Task to complete =
The answer must consist of every line from the entries below that contains the word "value".
START Data records
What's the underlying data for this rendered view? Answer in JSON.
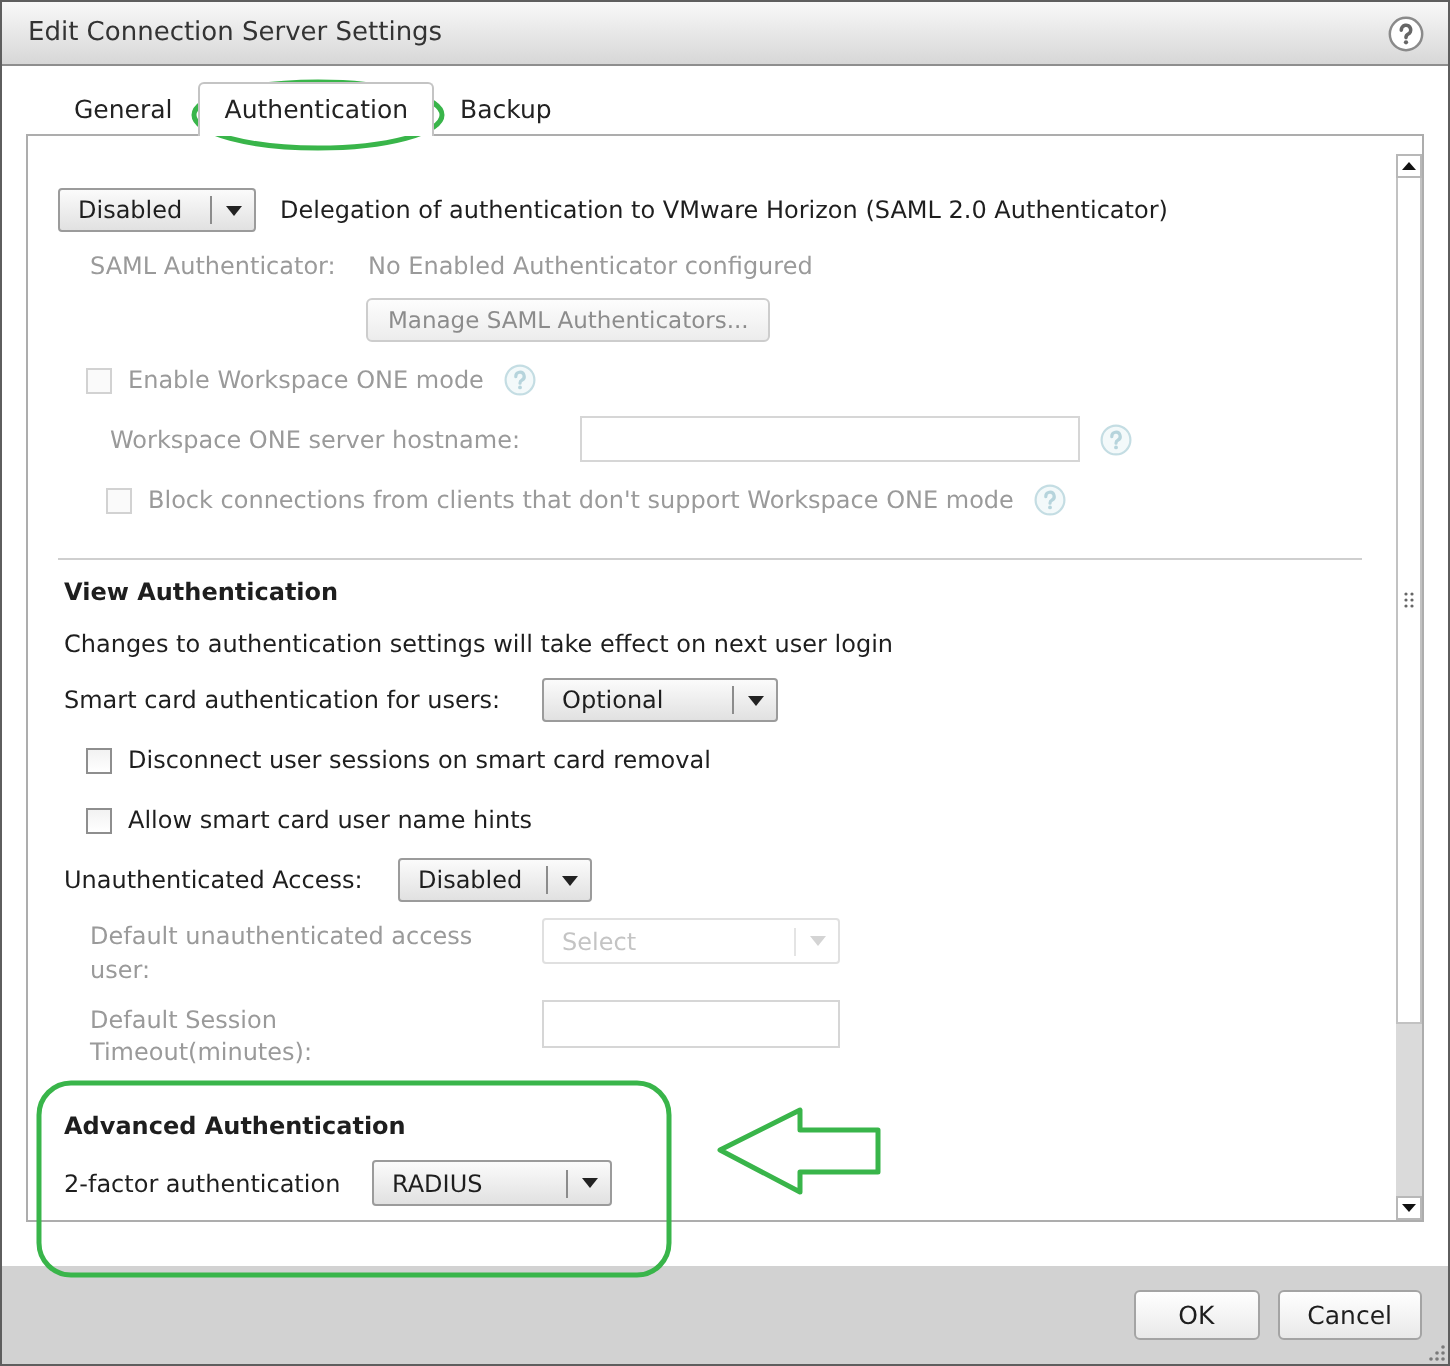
{
  "window": {
    "title": "Edit Connection Server Settings"
  },
  "tabs": [
    {
      "label": "General",
      "selected": false
    },
    {
      "label": "Authentication",
      "selected": true
    },
    {
      "label": "Backup",
      "selected": false
    }
  ],
  "saml": {
    "delegation": {
      "value": "Disabled",
      "label": "Delegation of authentication to VMware Horizon (SAML 2.0 Authenticator)"
    },
    "authenticator": {
      "label": "SAML Authenticator:",
      "value": "No Enabled Authenticator configured",
      "disabled": true
    },
    "manage_button": {
      "label": "Manage SAML Authenticators...",
      "disabled": true
    },
    "workspace_one_mode": {
      "label": "Enable Workspace ONE mode",
      "checked": false,
      "disabled": true
    },
    "hostname": {
      "label": "Workspace ONE server hostname:",
      "disabled": true
    },
    "block_clients": {
      "label": "Block connections from clients that don't support Workspace ONE mode",
      "checked": false,
      "disabled": true
    }
  },
  "view_authentication": {
    "heading": "View Authentication",
    "note": "Changes to authentication settings will take effect on next user login",
    "smart_card": {
      "label": "Smart card authentication for users:",
      "value": "Optional"
    },
    "options": [
      {
        "label": "Disconnect user sessions on smart card removal",
        "checked": false
      },
      {
        "label": "Allow smart card user name hints",
        "checked": false
      }
    ],
    "unauthenticated_access": {
      "label": "Unauthenticated Access:",
      "value": "Disabled"
    },
    "default_user": {
      "label": "Default unauthenticated access user:",
      "placeholder": "Select",
      "disabled": true
    },
    "session_timeout": {
      "label": "Default Session Timeout(minutes):",
      "disabled": true
    }
  },
  "advanced_authentication": {
    "heading": "Advanced Authentication",
    "two_factor": {
      "label": "2-factor authentication",
      "value": "RADIUS"
    }
  },
  "buttons": [
    {
      "label": "OK"
    },
    {
      "label": "Cancel"
    }
  ]
}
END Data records
Exercise result =
      "value": "Disabled",
      "value": "No Enabled Authenticator configured",
      "value": "Optional"
      "value": "Disabled"
      "value": "RADIUS"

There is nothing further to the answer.